### [What the task asks]
Every line of the material below should be output exactly as written, with the images skipped.

### [Dataset excerpts]
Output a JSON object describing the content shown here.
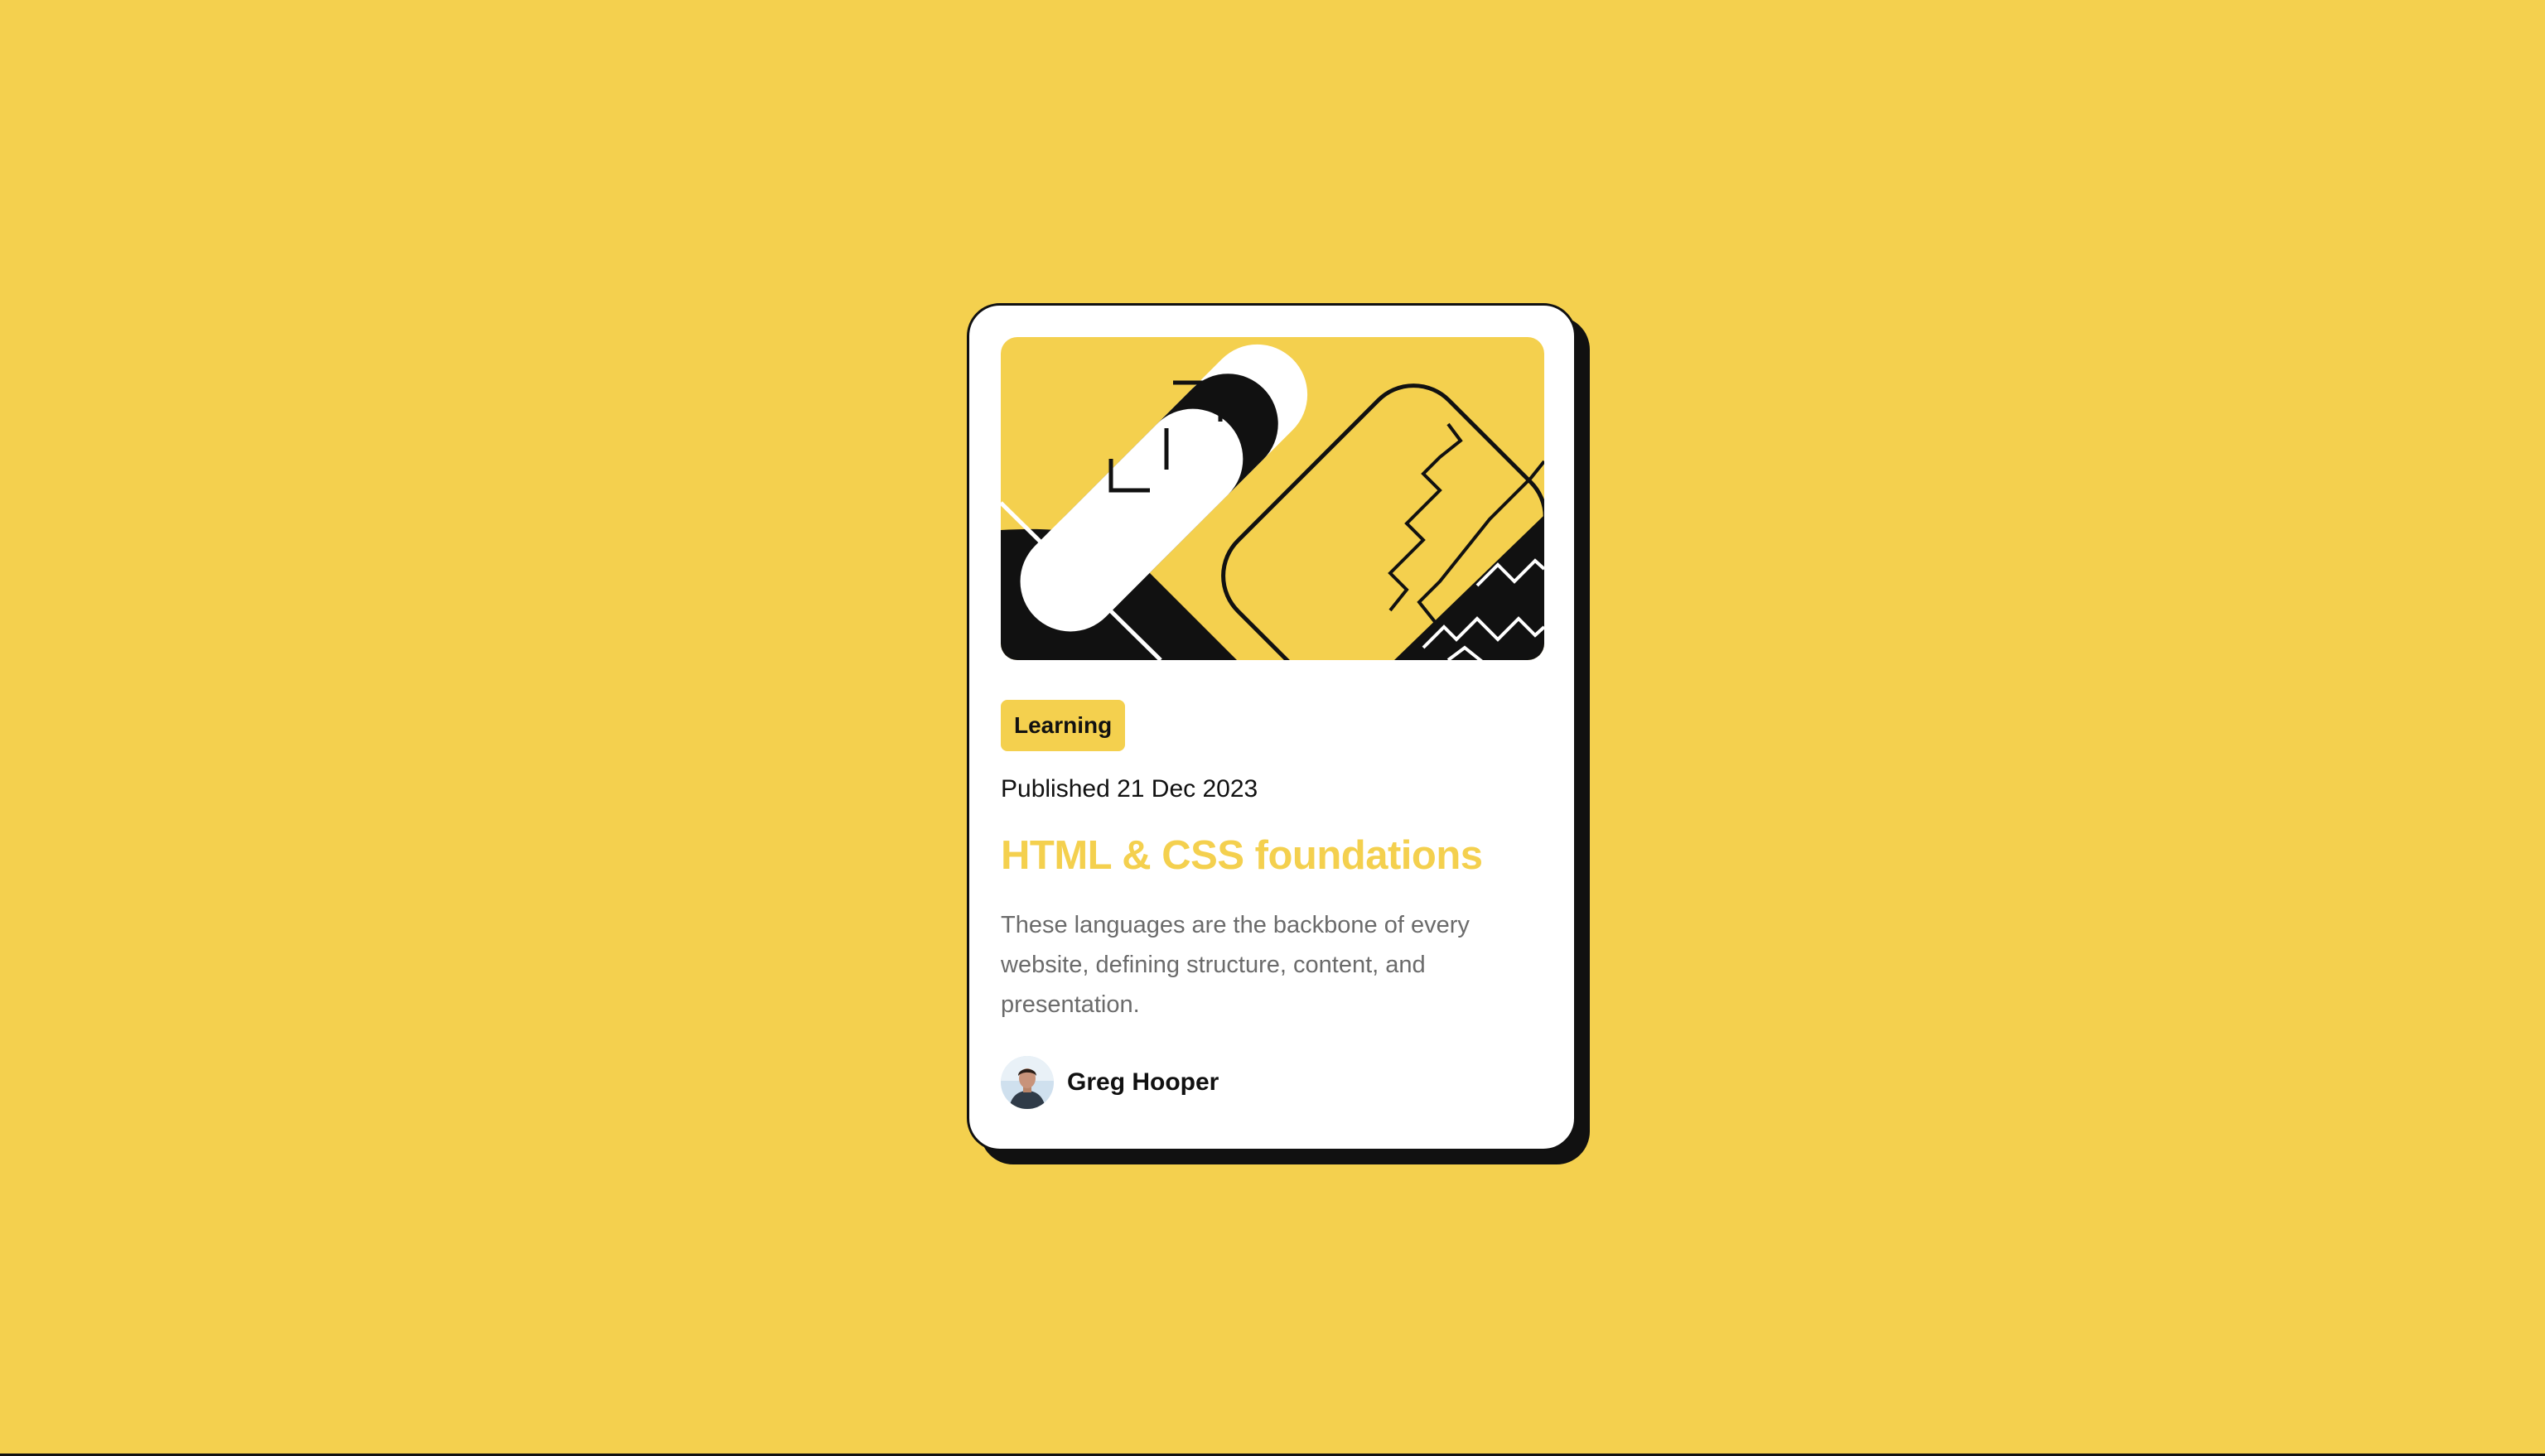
{
  "card": {
    "tag": "Learning",
    "published": "Published 21 Dec 2023",
    "title": "HTML & CSS foundations",
    "description": "These languages are the backbone of every website, defining structure, content, and presentation.",
    "author": {
      "name": "Greg Hooper"
    }
  },
  "colors": {
    "background": "#F4D04E",
    "card": "#FFFFFF",
    "ink": "#111111",
    "muted_text": "#6B6B6B",
    "accent": "#F4D04E"
  },
  "icons": {
    "illustration": "code-brackets-illustration",
    "avatar": "author-avatar-photo"
  }
}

### [Answer section]
Output a JSON object describing the content shown here.
{
  "card": {
    "tag": "Learning",
    "published": "Published 21 Dec 2023",
    "title": "HTML & CSS foundations",
    "description": "These languages are the backbone of every website, defining structure, content, and presentation.",
    "author": {
      "name": "Greg Hooper"
    }
  },
  "colors": {
    "background": "#F4D04E",
    "card": "#FFFFFF",
    "ink": "#111111",
    "muted_text": "#6B6B6B",
    "accent": "#F4D04E"
  },
  "icons": {
    "illustration": "code-brackets-illustration",
    "avatar": "author-avatar-photo"
  }
}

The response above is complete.